If you’re sitting comfortably, then I’ll begin – but as to exactly how I continue the story, of a girl whose life of poverty and oppression is transformed after an encounter with a prince – well, that may depend on where in the world you’re sitting comfortably. Anglophone children might not recognise Cendrillon as their Cinderella, nor Italian children recognise Aschenputtel as their Cenerentola; children used to her leaving a shimmering glass slipper behind might be surprised to find her wearing red dancing slippers in Egypt, ocean blue shoes in Greece, or golden sandals in Iraq. Adults may be sophisticated enough to recognise the story beyond culturally-influenced changes of details like names or footwear, but one detail whose absence might still be deeply felt is the midnight curfew: there’s something magical about a transformation occurring at midnight, even if you no longer believe in carriages turning into pumpkins on the twelfth chime of the clock.
Midnight holds a special place in our imaginations: deep in the night, when our eyesight is diminished and our imagination enhanced, it’s a time that can seem far away from our daytime lives and all the rules that apply within them. Magic can happen at midnight, with or without a fairy godmother, and it isn’t only in fairy tales that a story can turn on what happens at midnight. In the Book of Ruth, for example, Boaz wakes at midnight on the threshing floor and is startled to find a woman at his feet: a pivotal moment in Ruth’s story, when her life truly begins to move from bereavement and poverty towards prosperity and hope for the future.
Another Biblical experience of midnight as a moment of transformation comes in Parashat Bo, although we often pay more attention to its traumatic events than to their timing. Moses gives Pharaoh God’s message about the tenth and final plague before the Israelites are freed: “Around midnight I will go forth among the Egyptians, and every first-born in the land of Egypt shall die… And there shall be a loud cry in all the land of Egypt, such as has never been or will ever be again” (Exodus 11:4-6). This is powerful but dark midnight magic: it will effect the freedom of the Israelites, at horrific cost to the Egyptians. In the quiet darkness of the night, the unignorably loud cry of pain that goes up from the Egyptians might seem like a cry from their darkest nightmares.
Our sages wonder about this description of ‘around’ midnight: did even Moses not know at exactly what moment the plague would begin? Later in the parashah, Torah will describe this as ‘a night of vigil’: we might imagine both Pharaoh and Moses still awake into the small hours, wondering if or when the predicted plague would strike, especially when Rashi suggests that saying ‘around’ midnight is a safeguard against Pharaoh’s astrologers miscalculating the time and thinking that God’s plague arrived either late or early.
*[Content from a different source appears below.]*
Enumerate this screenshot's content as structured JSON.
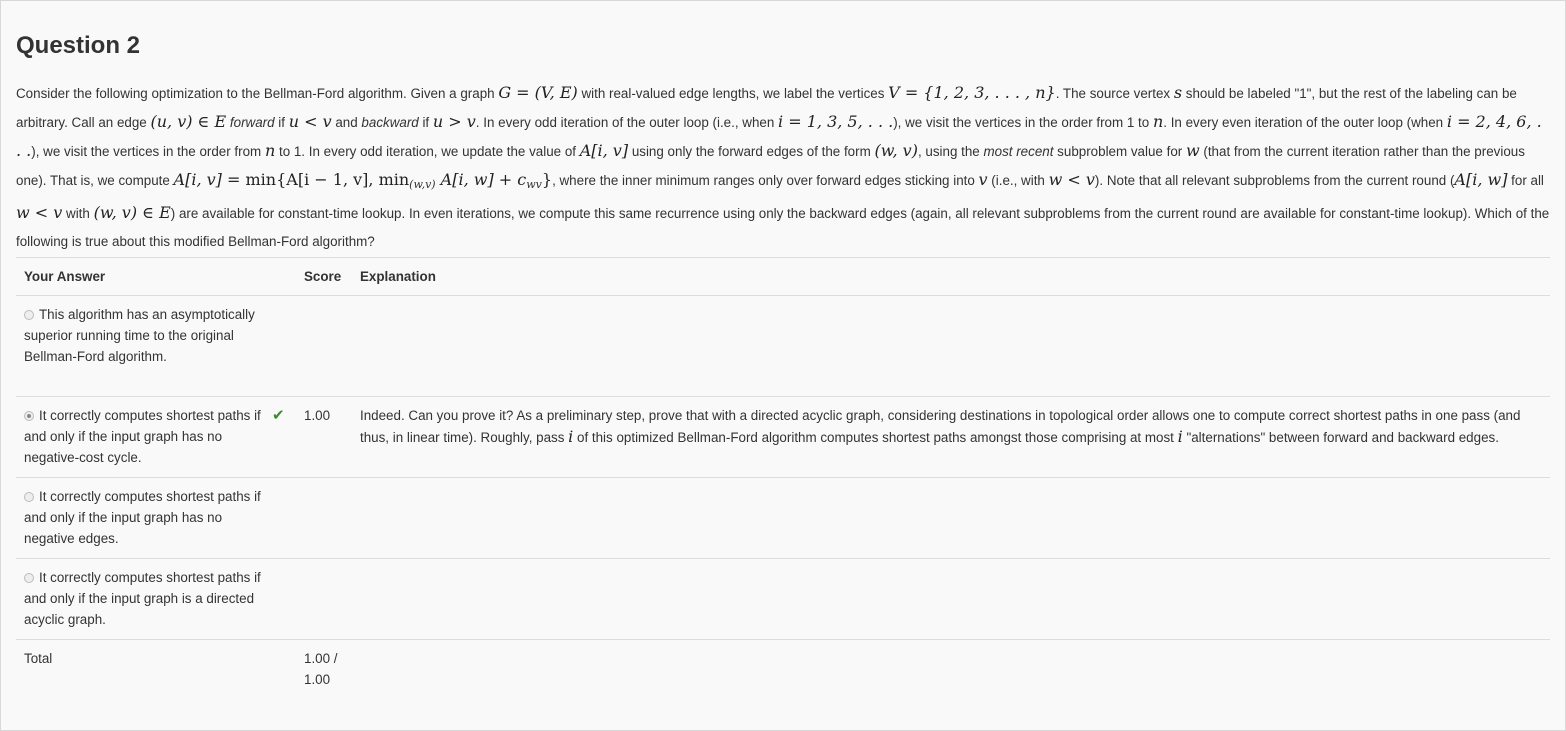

When the plague arrives, however, it is right on time: “At midnight, the Eternal struck down all the first-born in the land of Egypt” (Exodus 12:29). Rashbam explains that midnight is the point at which God divides the night in two, reflecting the halachic concept of midnight: not at 12am, but at the mid-point of the hours of darkness, the exact opposite of midday when the sun reaches it peak. This may help us to understand the magical powers of midnight: at the darkest part of the night, it is a turning point.
For the Israelites, midnight is the time when the dark night of their experience in Egypt begins to turn towards the promise of freedom; for King David, the deepest hour of the night is the time when his attention turns from the night towards the promise of the new day, even though dawn is not yet discernible as even a glimmer on the horizon. The Talmud (Berachot 3b) imagines David being woken at midnight by a northern wind that played his harp, then fulfilling the verses “At midnight I rise to give thanks” (Psalm 119:62) and “I will awake the dawn” (Psalm 108:3) by playing the harp himself and singing praises of God through the rest of the night until the dawn.
Midnight can be a moment of pivot between progress deeper into darkness and movement towards light. Midnight can be a time when the unseen, the impossible or the unimaginable can transform into reality, in a moment when imagination and even magic become possible. We too may face times of darkness, both personally and communally, and lie awake wondering if or when a change will come, for today we have no divinely-strummed harp to alert us to midnight’s arrival. Yet its magic needn’t be lost to us: whatever the different details of our stories, each of us may be able to find midnight moments in our lives that help to transform us. Perhaps you might dare to make a division in the darkness, allowing your imagination to turn your vision forward to create a new dawn; perhaps you might simply manage to leave a shimmering token to help your destiny find you after midnight has passed. Princes, plagues or Psalms: whatever our turning point looks like, may we all find our way through the darkness to our happily ever afters.
Eleanor Davis LBC rabbinic student
The views expressed in this D’var Torah do not necessarily reflect the position of Leo Baeck College.